And the daily care fee paid by families will not go above the pension, in my view, so that families have to chip in with cash from their other income. Some children might be able to do that, but not all, especially at the moment with other cost-of-living pressures.

The only room to move, it seems to me, is the Centrelink means-tested fee, which would apply only to those who can afford it: The means test could be loosened, the annual cap of $34,000 lifted or removed and the lifetime cap of $76,100 removed so the time made unlimited.

Another possibility might be to make the RAD non-refundable, so it becomes a kind of inheritance tax, paid early. I wouldn’t have a problem with that, in principle, but there would have to be a lot of regulation put around it if it’s a tax that goes to private companies.

A final solution

A final solution, of course, would be to simply nationalise aged care.

After all, this is such a tightly regulated and subsidised industry that it’s basically a government-supplied service that uses private capital.

And the capital has to be serviced from profits, raising the cost and therefore the price.

But the idea of having nothing but public nursing homes, with no choice or variety, run by a vast government bureaucracy fills me with dread.

The horror, the horror!

Anyway it will never happen because it would be prohibitively expensive, not to mention prohibitively controversial, to buy all the nursing homes in the country.

But the truth is that nobody is going to pay much more for old people sitting largely unseen in nursing homes watching TV.

So here’s my dismal prediction for the future of aged care: It will keep muddling miserably along, punctuated by lurches of bad publicity and national hand-wringing, with no solution.

(I’m indebted to Rodney Horin and John Rawling of Joseph Palmer & Sons, a Melbourne financial advisory firm specialising in aged-care advice, for help with this column).

Alan Kohler is founder of Eureka Report and finance presenter on ABC news.

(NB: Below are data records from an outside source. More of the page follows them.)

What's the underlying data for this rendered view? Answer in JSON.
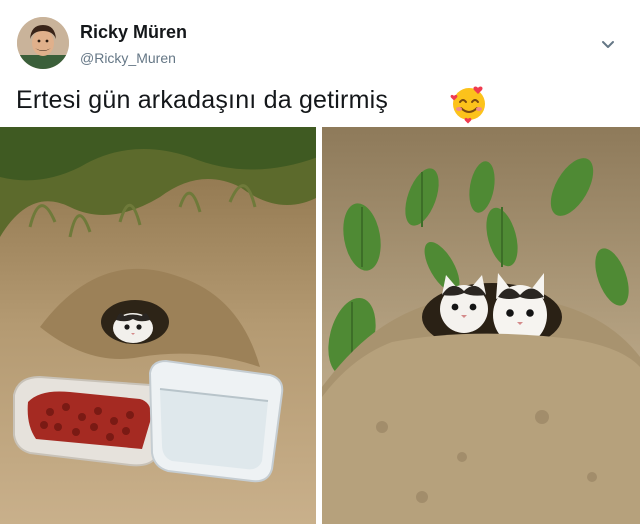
{
  "tweet": {
    "author_name": "Ricky Müren",
    "author_handle": "@Ricky_Muren",
    "text": "Ertesi gün arkadaşını da getirmiş",
    "emoji": "smiling-face-with-hearts"
  },
  "icons": {
    "menu": "chevron-down-icon",
    "avatar": "avatar-icon"
  },
  "colors": {
    "name": "#14171a",
    "handle": "#657786",
    "background": "#ffffff"
  },
  "media": {
    "photos": [
      {
        "depicts": "kitten-in-burrow-with-food-and-water"
      },
      {
        "depicts": "two-kittens-in-burrow"
      }
    ]
  }
}
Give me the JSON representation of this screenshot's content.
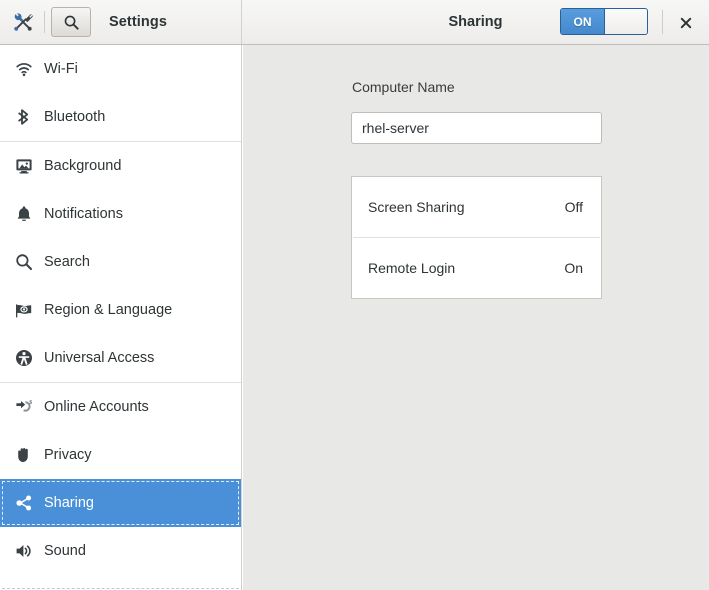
{
  "window": {
    "app_title": "Settings",
    "panel_title": "Sharing"
  },
  "header": {
    "tools_icon": "tools-icon",
    "search_icon": "search-icon",
    "close_icon": "close-icon",
    "sharing_switch": {
      "state_label": "ON",
      "enabled": true,
      "accent_color": "#4a90d9"
    }
  },
  "sidebar": {
    "selected": "Sharing",
    "selected_color": "#4a90d9",
    "groups": [
      {
        "items": [
          {
            "label": "Wi-Fi",
            "icon": "wifi-icon"
          },
          {
            "label": "Bluetooth",
            "icon": "bluetooth-icon"
          }
        ]
      },
      {
        "items": [
          {
            "label": "Background",
            "icon": "background-icon"
          },
          {
            "label": "Notifications",
            "icon": "bell-icon"
          },
          {
            "label": "Search",
            "icon": "search-icon"
          },
          {
            "label": "Region & Language",
            "icon": "flag-icon"
          },
          {
            "label": "Universal Access",
            "icon": "accessibility-icon"
          }
        ]
      },
      {
        "items": [
          {
            "label": "Online Accounts",
            "icon": "online-accounts-icon"
          },
          {
            "label": "Privacy",
            "icon": "hand-icon"
          },
          {
            "label": "Sharing",
            "icon": "share-icon"
          },
          {
            "label": "Sound",
            "icon": "speaker-icon"
          }
        ]
      }
    ]
  },
  "content": {
    "computer_name_label": "Computer Name",
    "computer_name_value": "rhel-server",
    "services": [
      {
        "label": "Screen Sharing",
        "value": "Off"
      },
      {
        "label": "Remote Login",
        "value": "On"
      }
    ]
  }
}
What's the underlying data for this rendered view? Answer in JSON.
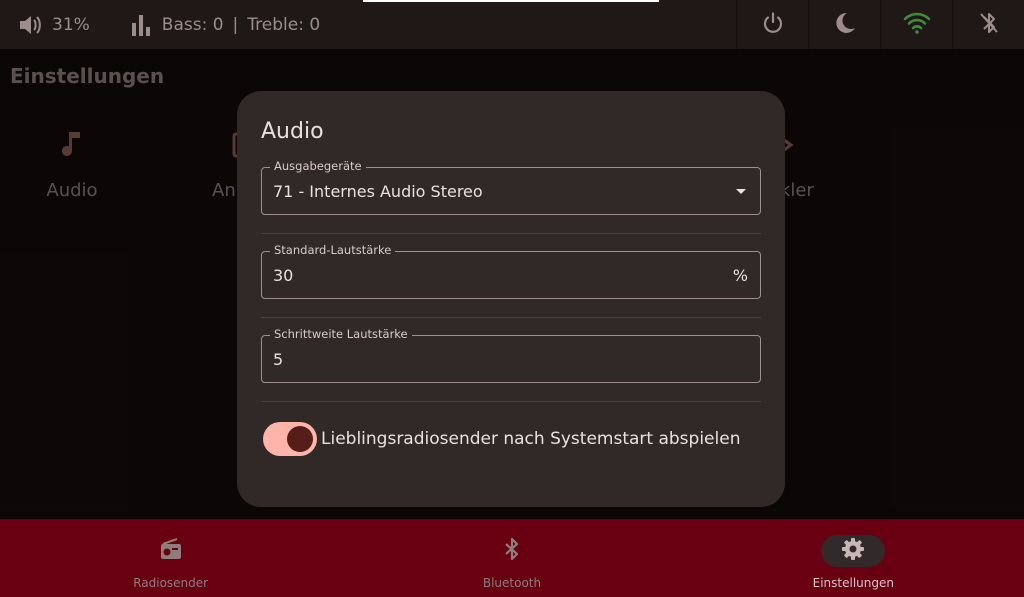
{
  "status": {
    "volume": "31%",
    "bass": "Bass: 0",
    "separator": "|",
    "treble": "Treble: 0"
  },
  "page": {
    "title": "Einstellungen",
    "tiles": [
      {
        "label": "Audio",
        "icon": "music-note-icon"
      },
      {
        "label": "An",
        "icon": "display-icon"
      },
      {
        "label": "ckler",
        "icon": "developer-icon"
      }
    ]
  },
  "dialog": {
    "title": "Audio",
    "output": {
      "label": "Ausgabegeräte",
      "value": "71 - Internes Audio Stereo"
    },
    "default_volume": {
      "label": "Standard-Lautstärke",
      "value": "30",
      "suffix": "%"
    },
    "step_volume": {
      "label": "Schrittweite Lautstärke",
      "value": "5"
    },
    "autoplay": {
      "label": "Lieblingsradiosender nach Systemstart abspielen",
      "on": true
    }
  },
  "nav": {
    "items": [
      {
        "label": "Radiosender",
        "icon": "radio-icon"
      },
      {
        "label": "Bluetooth",
        "icon": "bluetooth-icon"
      },
      {
        "label": "Einstellungen",
        "icon": "settings-gear-icon",
        "active": true
      }
    ]
  },
  "colors": {
    "accent": "#ffb4ab",
    "navbar": "#690012",
    "wifi": "#3c8c3c"
  }
}
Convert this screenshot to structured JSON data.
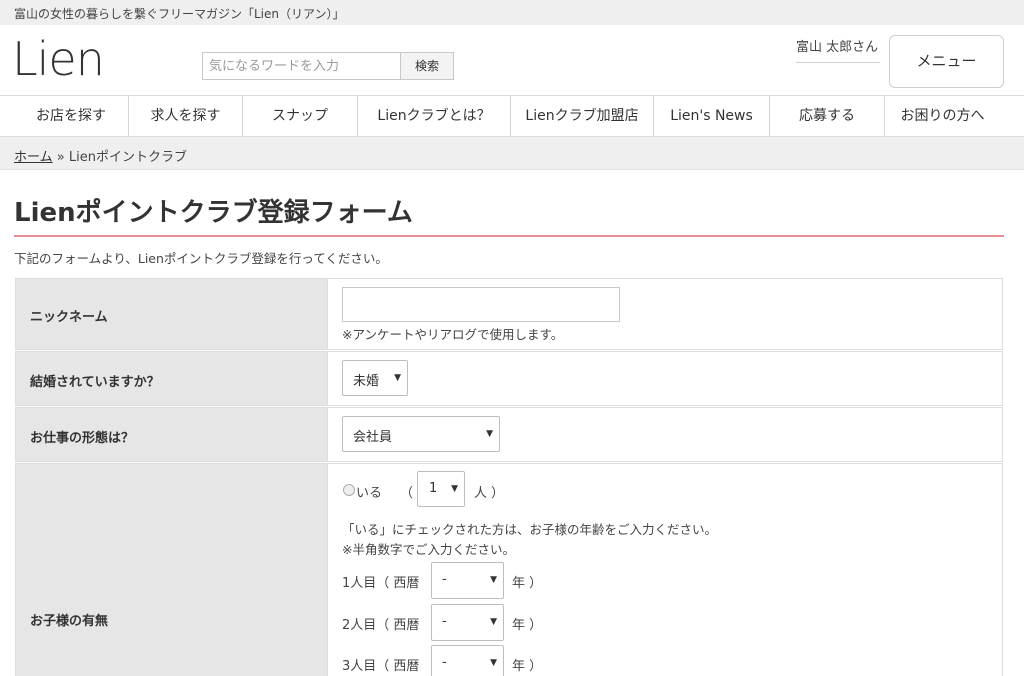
{
  "topbar": {
    "tagline": "富山の女性の暮らしを繋ぐフリーマガジン「Lien（リアン）」"
  },
  "header": {
    "logo": "Lien",
    "search": {
      "placeholder": "気になるワードを入力",
      "button": "検索"
    },
    "user": "富山 太郎さん",
    "menu_button": "メニュー"
  },
  "nav": {
    "items": [
      "お店を探す",
      "求人を探す",
      "スナップ",
      "Lienクラブとは？",
      "Lienクラブ加盟店",
      "Lien's News",
      "応募する",
      "お困りの方へ"
    ]
  },
  "breadcrumb": {
    "home": "ホーム",
    "separator": "»",
    "current": "Lienポイントクラブ"
  },
  "page": {
    "title": "Lienポイントクラブ登録フォーム",
    "intro": "下記のフォームより、Lienポイントクラブ登録を行ってください。"
  },
  "form": {
    "nickname": {
      "label": "ニックネーム",
      "value": "",
      "note": "※アンケートやリアログで使用します。"
    },
    "married": {
      "label": "結婚されていますか？",
      "value": "未婚"
    },
    "job": {
      "label": "お仕事の形態は？",
      "value": "会社員"
    },
    "children": {
      "label": "お子様の有無",
      "radio_label": "いる",
      "paren_open": "（",
      "count_value": "1",
      "count_suffix": "人 ）",
      "note1": "「いる」にチェックされた方は、お子様の年齢をご入力ください。",
      "note2": "※半角数字でご入力ください。",
      "kids": [
        {
          "prefix": "1人目（ 西暦",
          "value": "-",
          "suffix": "年 ）"
        },
        {
          "prefix": "2人目（ 西暦",
          "value": "-",
          "suffix": "年 ）"
        },
        {
          "prefix": "3人目（ 西暦",
          "value": "-",
          "suffix": "年 ）"
        }
      ]
    }
  }
}
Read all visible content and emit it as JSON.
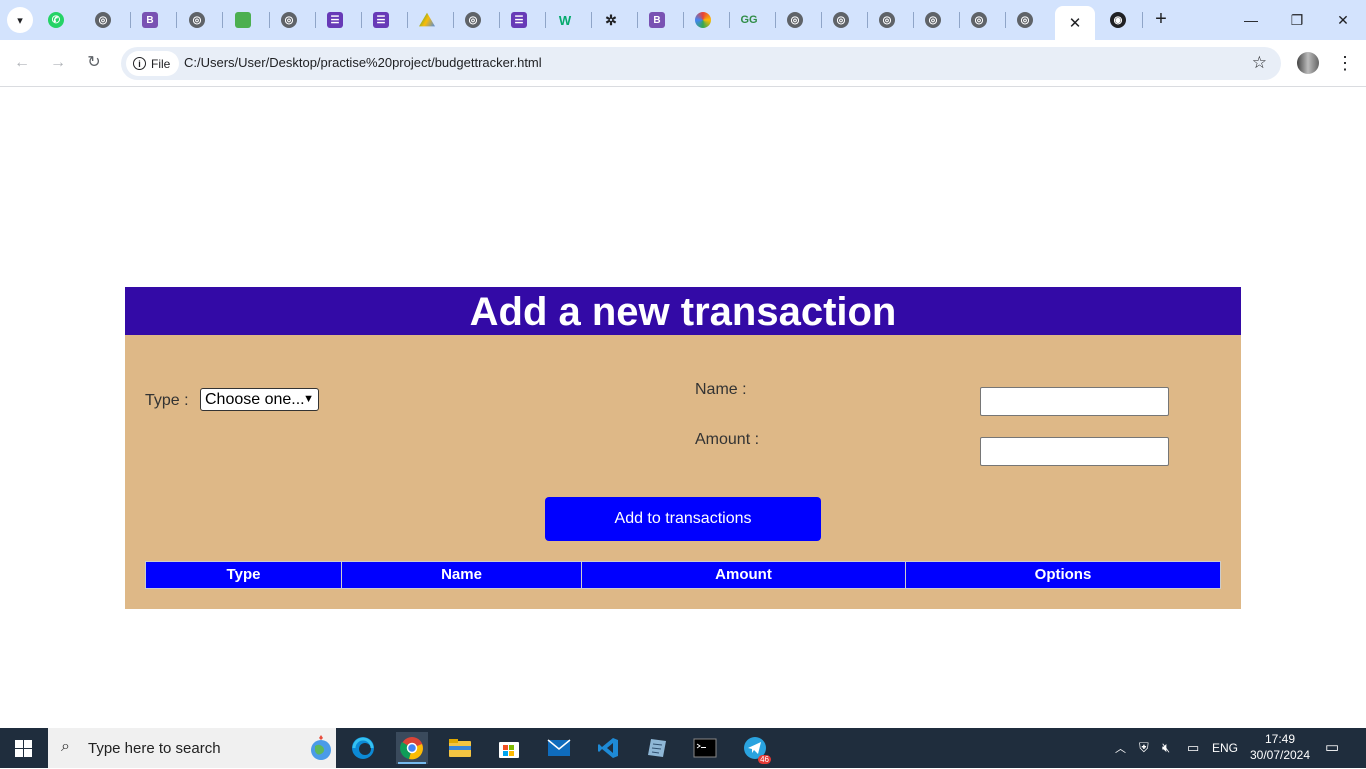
{
  "browser": {
    "address": {
      "chip_label": "File",
      "url": "C:/Users/User/Desktop/practise%20project/budgettracker.html"
    },
    "active_tab_close": "✕"
  },
  "page": {
    "heading": "Add a new transaction",
    "type_label": "Type :",
    "type_select_value": "Choose one...",
    "name_label": "Name :",
    "name_value": "",
    "amount_label": "Amount :",
    "amount_value": "",
    "add_button": "Add to transactions",
    "table": {
      "headers": [
        "Type",
        "Name",
        "Amount",
        "Options"
      ]
    }
  },
  "taskbar": {
    "search_placeholder": "Type here to search",
    "telegram_badge": "46",
    "tray": {
      "language": "ENG",
      "time": "17:49",
      "date": "30/07/2024"
    }
  }
}
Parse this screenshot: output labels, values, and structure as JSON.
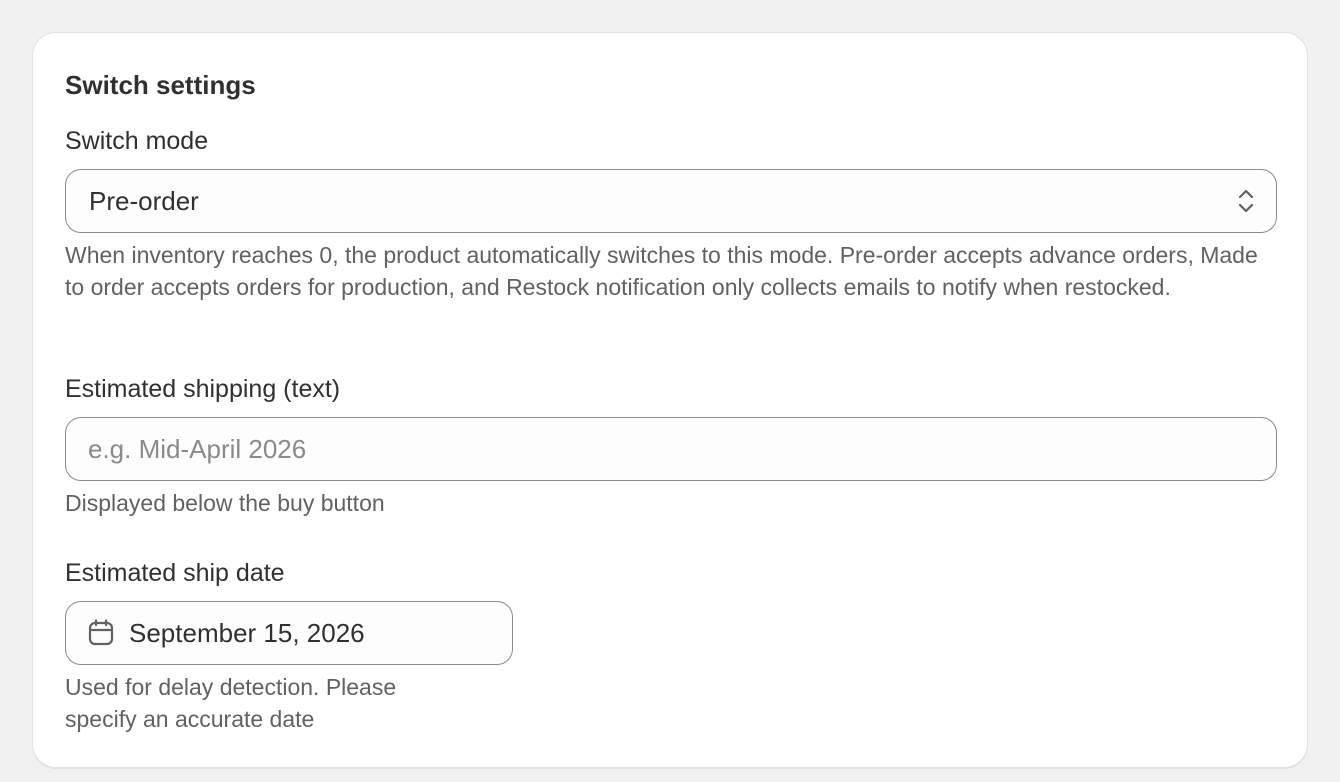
{
  "card": {
    "title": "Switch settings"
  },
  "switch_mode": {
    "label": "Switch mode",
    "selected": "Pre-order",
    "help": "When inventory reaches 0, the product automatically switches to this mode. Pre-order accepts advance orders, Made to order accepts orders for production, and Restock notification only collects emails to notify when restocked."
  },
  "estimated_shipping": {
    "label": "Estimated shipping (text)",
    "value": "",
    "placeholder": "e.g. Mid-April 2026",
    "help": "Displayed below the buy button"
  },
  "ship_date": {
    "label": "Estimated ship date",
    "value": "September 15, 2026",
    "icon": "calendar-icon",
    "help_line1": "Used for delay detection. Please",
    "help_line2": "specify an accurate date"
  },
  "colors": {
    "page_background": "#f1f1f1",
    "card_background": "#ffffff",
    "border": "#8a8a8a",
    "text": "#303030",
    "help_text": "#616161"
  }
}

He writes twice a week for The New Daily

The post Alan Kohler: The complicated, dismal aged-care funding paradox appeared first on The New Daily.